▶ [Problem statement]:
For each line of the listing that contains "icon", make a copy and return it.

[Start of section]

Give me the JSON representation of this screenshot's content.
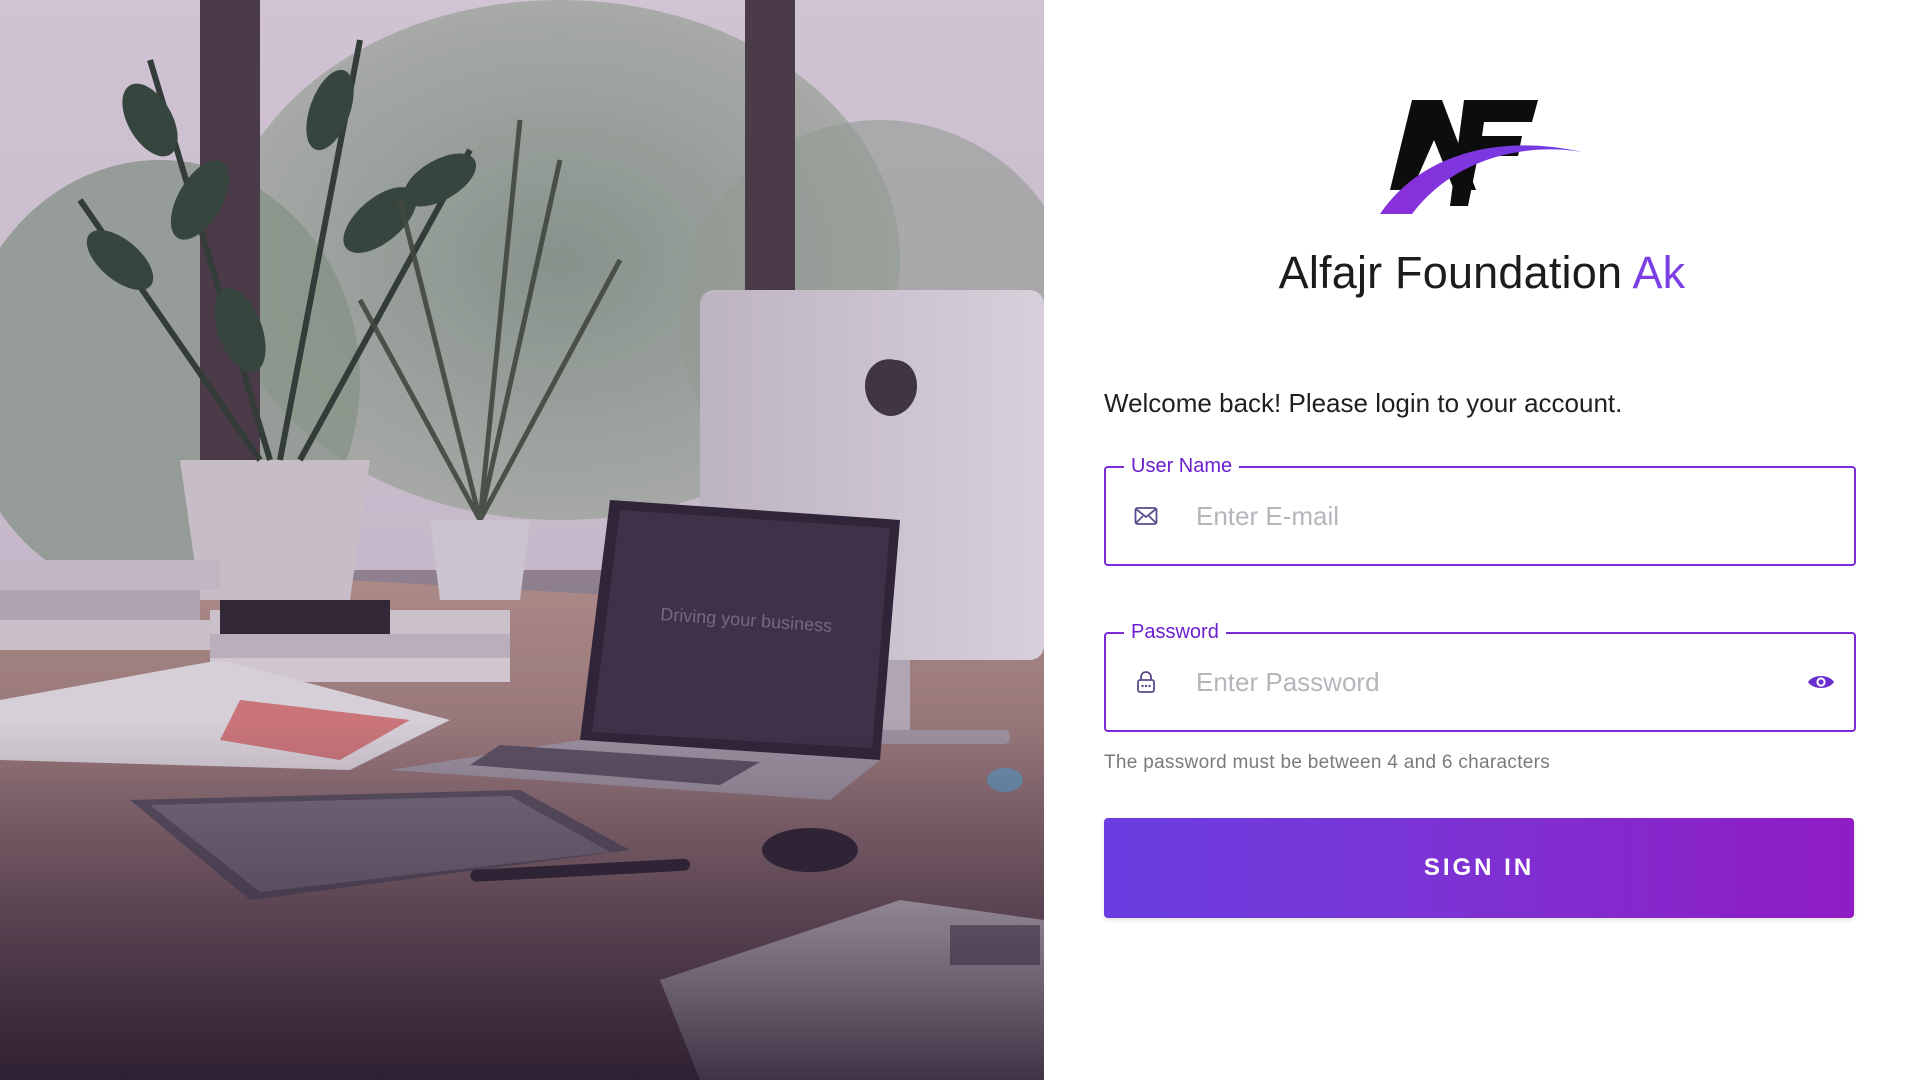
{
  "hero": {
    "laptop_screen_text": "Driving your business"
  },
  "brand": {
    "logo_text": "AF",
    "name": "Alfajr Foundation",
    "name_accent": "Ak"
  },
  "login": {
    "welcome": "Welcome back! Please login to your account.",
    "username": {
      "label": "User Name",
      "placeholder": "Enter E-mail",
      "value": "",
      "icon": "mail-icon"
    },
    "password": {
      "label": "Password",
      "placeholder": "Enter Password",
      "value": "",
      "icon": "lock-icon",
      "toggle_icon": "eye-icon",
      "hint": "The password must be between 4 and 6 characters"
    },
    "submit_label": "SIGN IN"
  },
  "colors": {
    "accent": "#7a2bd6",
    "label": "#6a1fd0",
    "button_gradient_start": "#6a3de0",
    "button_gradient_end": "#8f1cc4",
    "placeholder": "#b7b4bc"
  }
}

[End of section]
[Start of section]

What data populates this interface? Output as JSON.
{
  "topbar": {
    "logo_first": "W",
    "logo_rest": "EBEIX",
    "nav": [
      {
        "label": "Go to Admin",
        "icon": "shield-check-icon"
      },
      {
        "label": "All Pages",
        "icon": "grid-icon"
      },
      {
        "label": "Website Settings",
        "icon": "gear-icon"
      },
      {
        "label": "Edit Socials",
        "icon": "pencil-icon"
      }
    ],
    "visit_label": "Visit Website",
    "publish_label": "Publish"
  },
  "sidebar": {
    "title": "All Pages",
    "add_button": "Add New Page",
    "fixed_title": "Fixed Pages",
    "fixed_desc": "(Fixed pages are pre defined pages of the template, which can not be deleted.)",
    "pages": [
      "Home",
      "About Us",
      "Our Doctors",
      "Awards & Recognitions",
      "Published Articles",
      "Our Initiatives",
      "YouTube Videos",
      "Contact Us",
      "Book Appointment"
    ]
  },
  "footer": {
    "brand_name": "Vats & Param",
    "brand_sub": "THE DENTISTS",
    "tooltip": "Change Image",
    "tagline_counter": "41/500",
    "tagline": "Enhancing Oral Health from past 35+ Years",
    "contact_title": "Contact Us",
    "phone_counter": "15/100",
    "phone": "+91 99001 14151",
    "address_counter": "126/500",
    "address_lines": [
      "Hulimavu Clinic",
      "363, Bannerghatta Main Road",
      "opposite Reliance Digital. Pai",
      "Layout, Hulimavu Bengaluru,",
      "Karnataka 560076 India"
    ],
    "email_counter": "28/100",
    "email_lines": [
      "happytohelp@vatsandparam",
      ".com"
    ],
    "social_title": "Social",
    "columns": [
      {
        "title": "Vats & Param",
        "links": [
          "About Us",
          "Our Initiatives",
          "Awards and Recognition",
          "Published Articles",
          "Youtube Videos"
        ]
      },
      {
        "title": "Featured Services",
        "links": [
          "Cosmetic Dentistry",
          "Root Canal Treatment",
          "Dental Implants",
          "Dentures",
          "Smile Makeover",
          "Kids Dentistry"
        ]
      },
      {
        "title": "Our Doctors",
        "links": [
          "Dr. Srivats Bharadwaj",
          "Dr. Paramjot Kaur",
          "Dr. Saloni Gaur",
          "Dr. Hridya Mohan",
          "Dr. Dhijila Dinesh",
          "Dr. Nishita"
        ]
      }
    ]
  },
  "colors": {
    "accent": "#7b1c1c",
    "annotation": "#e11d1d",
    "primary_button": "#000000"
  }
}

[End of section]

▶ [Task answer]:
      "icon": "mail-icon"
      "icon": "lock-icon",
      "toggle_icon": "eye-icon",
        "icon": "shield-check-icon"
        "icon": "grid-icon"
        "icon": "gear-icon"
        "icon": "pencil-icon"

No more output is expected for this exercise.